StandWithUs Israeli Soldiers Tour

Come hear the stories of two extraordinary Israelis – their struggles, successes, military service and their hopes and dreams. Shai and Nir will share stories from the front lines that have never been heard before. They will put a “human face” on the Israel Defense Forces (IDF) uniform. Ask the tough questions and learn what its really like to live in a country that is the subject of so much discussion. Their last names are withheld for security purposes.

Shai, 24, is from Kibbutz Tzora, a traditional collective community. She studies communications at Sapir Academic College, and completed the StandWithUs Israel Fellowship. She lives in Sderot, located in Southern Israel near the Gaza border. She served in the Israeli Air Force’s Pilot Cadet Course. Her parents are Australian and Indian.

Nir grew up on an Israeli Air Force base, due to his father’s service in the IDF. Nir was active in the Israeli scouts movement. He served in the elite Paratroopers Brigade as an officer and a deputy company commander. After service, he volunteered to assist families with financial difficulties. Nir is the Alumni Network Manager for StandWithUs’ Israel Fellowship Program, where he is responsible for over 1,300 alumni.

Israeli Soldiers’ Stories At Swarthmore College

— by Ronit Treatman

Swarthmore student Nathaniel Frum invited former Israeli soldiers Hen Mazzig and Sharon to come to campus and share their experiences serving in the IDF. These former soldiers have not received the most cordial welcome at some other universities and I had never been to Swarthmore, so I was not sure what to expect.

More after the jump.
About twenty-five students attended this session. They reflected very well on Swarthmore. They were polite, listened attentively, and spoke when it was their turn. Their questions were very intelligent. They were collegial even when I could tell that they disagreed with the presenters.

Sharon and Hen described their childhoods during the first and second Intifadas, their military service, and their hopes for the future.  The Swarthmore students were invited to ask whatever they liked. All the people in the room were engaged in a conversation about how to achieve peace in the Middle East.
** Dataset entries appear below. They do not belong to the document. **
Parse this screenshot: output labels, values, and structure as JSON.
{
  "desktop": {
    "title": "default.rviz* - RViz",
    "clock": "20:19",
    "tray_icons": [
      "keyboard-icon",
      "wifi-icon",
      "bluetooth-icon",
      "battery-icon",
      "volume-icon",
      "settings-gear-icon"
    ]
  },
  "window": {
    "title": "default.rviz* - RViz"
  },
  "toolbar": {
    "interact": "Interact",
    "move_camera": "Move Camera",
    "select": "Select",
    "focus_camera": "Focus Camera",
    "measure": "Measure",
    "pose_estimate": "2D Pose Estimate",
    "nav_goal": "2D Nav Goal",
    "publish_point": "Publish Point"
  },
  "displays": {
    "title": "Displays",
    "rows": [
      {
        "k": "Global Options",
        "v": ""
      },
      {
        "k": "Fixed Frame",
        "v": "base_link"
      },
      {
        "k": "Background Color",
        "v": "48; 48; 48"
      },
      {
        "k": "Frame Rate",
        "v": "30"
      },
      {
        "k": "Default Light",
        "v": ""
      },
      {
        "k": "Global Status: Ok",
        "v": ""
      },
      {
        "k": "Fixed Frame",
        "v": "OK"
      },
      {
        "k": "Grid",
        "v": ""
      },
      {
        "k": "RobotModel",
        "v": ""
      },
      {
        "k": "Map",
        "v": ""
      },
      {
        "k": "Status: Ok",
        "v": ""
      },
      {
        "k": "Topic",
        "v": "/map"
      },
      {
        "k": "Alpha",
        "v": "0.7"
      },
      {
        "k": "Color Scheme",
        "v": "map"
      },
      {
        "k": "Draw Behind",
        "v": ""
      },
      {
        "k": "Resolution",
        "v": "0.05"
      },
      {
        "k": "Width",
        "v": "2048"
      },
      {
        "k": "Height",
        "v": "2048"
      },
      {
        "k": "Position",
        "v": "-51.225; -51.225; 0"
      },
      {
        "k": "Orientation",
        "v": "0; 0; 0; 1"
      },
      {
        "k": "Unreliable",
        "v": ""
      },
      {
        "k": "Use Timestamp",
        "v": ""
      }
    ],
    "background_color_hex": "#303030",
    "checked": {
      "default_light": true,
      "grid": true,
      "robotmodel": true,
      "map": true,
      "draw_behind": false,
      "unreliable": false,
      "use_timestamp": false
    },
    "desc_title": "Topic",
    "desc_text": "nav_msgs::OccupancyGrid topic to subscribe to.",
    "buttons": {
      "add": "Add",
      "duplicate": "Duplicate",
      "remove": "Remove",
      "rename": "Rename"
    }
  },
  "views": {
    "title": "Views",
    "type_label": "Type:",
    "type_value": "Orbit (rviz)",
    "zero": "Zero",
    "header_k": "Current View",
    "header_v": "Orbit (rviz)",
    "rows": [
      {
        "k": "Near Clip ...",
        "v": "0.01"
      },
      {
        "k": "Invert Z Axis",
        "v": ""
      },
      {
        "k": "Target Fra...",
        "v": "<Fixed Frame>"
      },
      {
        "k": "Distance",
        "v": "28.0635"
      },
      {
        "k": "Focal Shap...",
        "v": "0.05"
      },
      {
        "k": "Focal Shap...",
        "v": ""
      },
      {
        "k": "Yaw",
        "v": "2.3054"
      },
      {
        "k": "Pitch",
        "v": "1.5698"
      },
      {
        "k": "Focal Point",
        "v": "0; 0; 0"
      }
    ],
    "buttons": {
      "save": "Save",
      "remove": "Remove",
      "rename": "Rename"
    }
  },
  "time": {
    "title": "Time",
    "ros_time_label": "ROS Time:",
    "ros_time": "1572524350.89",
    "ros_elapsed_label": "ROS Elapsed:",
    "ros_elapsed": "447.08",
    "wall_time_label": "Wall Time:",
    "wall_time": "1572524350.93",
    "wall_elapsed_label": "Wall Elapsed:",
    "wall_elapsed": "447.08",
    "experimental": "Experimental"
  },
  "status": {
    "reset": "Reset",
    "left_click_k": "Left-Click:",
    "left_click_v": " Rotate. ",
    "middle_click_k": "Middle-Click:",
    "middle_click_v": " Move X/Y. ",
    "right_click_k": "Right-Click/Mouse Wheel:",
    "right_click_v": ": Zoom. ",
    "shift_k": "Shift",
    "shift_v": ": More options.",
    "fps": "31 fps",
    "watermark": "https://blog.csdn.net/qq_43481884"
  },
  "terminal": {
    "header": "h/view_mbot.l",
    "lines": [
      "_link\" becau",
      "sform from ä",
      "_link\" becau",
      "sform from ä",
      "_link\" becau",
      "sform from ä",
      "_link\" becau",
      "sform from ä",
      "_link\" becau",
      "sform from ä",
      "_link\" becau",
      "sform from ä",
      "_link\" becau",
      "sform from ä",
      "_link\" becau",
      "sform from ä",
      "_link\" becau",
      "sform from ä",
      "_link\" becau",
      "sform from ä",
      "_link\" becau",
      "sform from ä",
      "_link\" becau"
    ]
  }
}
This interaction achieved its goal: The Israelis got to connect with American and international students at Swarthmore. They all learned a little bit about each other. It made me feel very hopeful that conversations and connections such as these will one day lead to a better situation for everyone in the Middle East.